December 10, 2009
The surge in productivity
The government recently reported we had a large increase in worker productivity during the summer. Translated, this means workers are able to produce more in a given time period. Is this a good or bad indicator for the economy?
Dr. Mike Walden, North Carolina Cooperative Extension economist in the College of Agriculture and Life Sciences at N.C. State University, responds:

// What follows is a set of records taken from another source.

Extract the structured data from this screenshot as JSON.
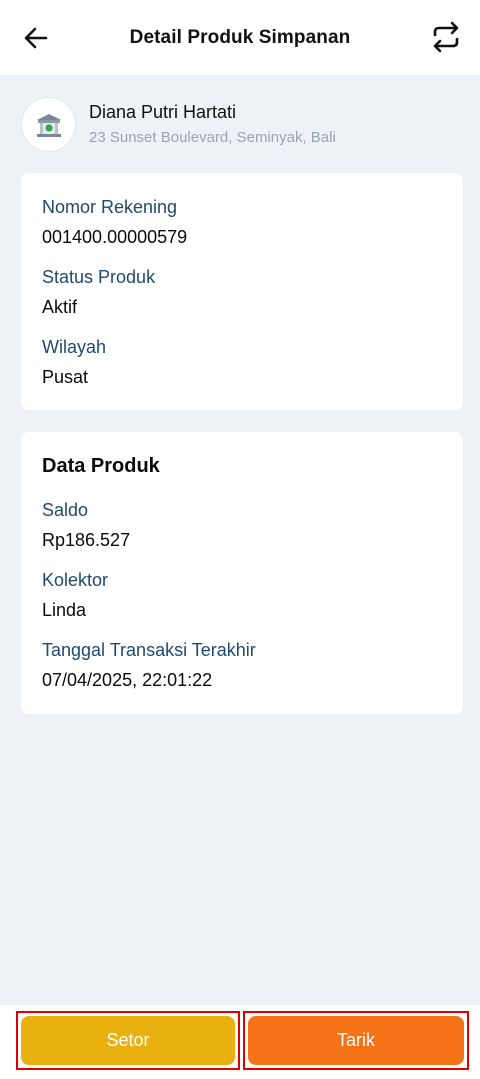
{
  "header": {
    "title": "Detail Produk Simpanan",
    "back_icon": "arrow-left-icon",
    "switch_icon": "swap-arrows-icon"
  },
  "profile": {
    "avatar_icon": "bank-building-icon",
    "name": "Diana Putri Hartati",
    "address": "23 Sunset Boulevard, Seminyak, Bali"
  },
  "account": {
    "fields": [
      {
        "label": "Nomor Rekening",
        "value": "001400.00000579"
      },
      {
        "label": "Status Produk",
        "value": "Aktif"
      },
      {
        "label": "Wilayah",
        "value": "Pusat"
      }
    ]
  },
  "product": {
    "title": "Data Produk",
    "fields": [
      {
        "label": "Saldo",
        "value": "Rp186.527"
      },
      {
        "label": "Kolektor",
        "value": "Linda"
      },
      {
        "label": "Tanggal Transaksi Terakhir",
        "value": "07/04/2025, 22:01:22"
      }
    ]
  },
  "actions": {
    "setor_label": "Setor",
    "tarik_label": "Tarik"
  },
  "colors": {
    "setor": "#e9b10f",
    "tarik": "#f57216",
    "label": "#1e4a6e",
    "background": "#eef2f7"
  }
}
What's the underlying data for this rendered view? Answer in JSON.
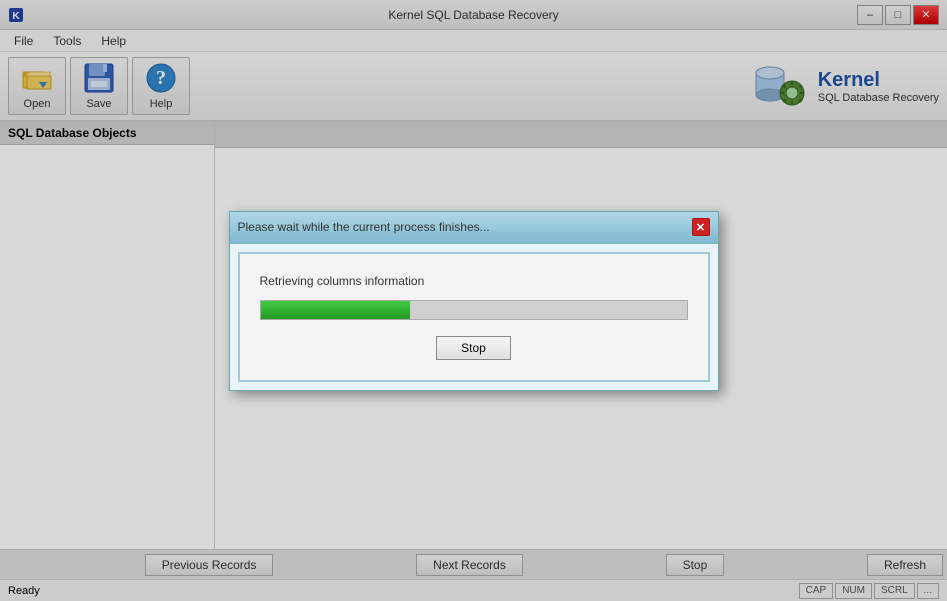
{
  "titleBar": {
    "title": "Kernel SQL Database Recovery",
    "controls": {
      "minimize": "–",
      "maximize": "□",
      "close": "✕"
    },
    "iconColor": "#2244aa"
  },
  "menuBar": {
    "items": [
      "File",
      "Tools",
      "Help"
    ]
  },
  "toolbar": {
    "buttons": [
      {
        "label": "Open",
        "name": "open-button"
      },
      {
        "label": "Save",
        "name": "save-button"
      },
      {
        "label": "Help",
        "name": "help-button"
      }
    ]
  },
  "logo": {
    "brand": "Kernel",
    "subtitle": "SQL Database Recovery"
  },
  "leftPanel": {
    "header": "SQL Database Objects"
  },
  "modal": {
    "title": "Please wait while the current process finishes...",
    "statusText": "Retrieving columns information",
    "progressPercent": 35,
    "stopButton": "Stop"
  },
  "bottomButtons": {
    "previous": "Previous Records",
    "next": "Next Records",
    "stop": "Stop",
    "refresh": "Refresh"
  },
  "statusBar": {
    "status": "Ready",
    "indicators": [
      "CAP",
      "NUM",
      "SCRL",
      "..."
    ]
  }
}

"Well, you can look at this in the long run and the short run. In the long run, it's very good, because improved worker productivity is how we achieve higher standards of living. But in recessions, it can take on other meanings. Typically during recessions, you do see productivity rise as businesses are trying to become more efficient. They're cutting back on what they view as waste. They're cutting down on the number of employees. And, quite frankly, they're making those remaining employees work more, work more and work harder. So that is why you see productivity go up. In the latest numbers from the government, we had an unprecedented rise in worker productivity. Many economists think this cannot be sustained. And what many economists are thinking is that this is actually a good sign as a forerunner to a turnaround in the job market in that businesses are not going to be able to sustain this high productivity. So if they want to continue to produce more, they're ultimately going to have to hire more workers. So again, this is another piece of the puzzle that suggests we may be getting to the end of the decline in employment, and we may in maybe four or five or six months start to see jobs come back."
Posted by Dave at December 10, 2009 08:00 AM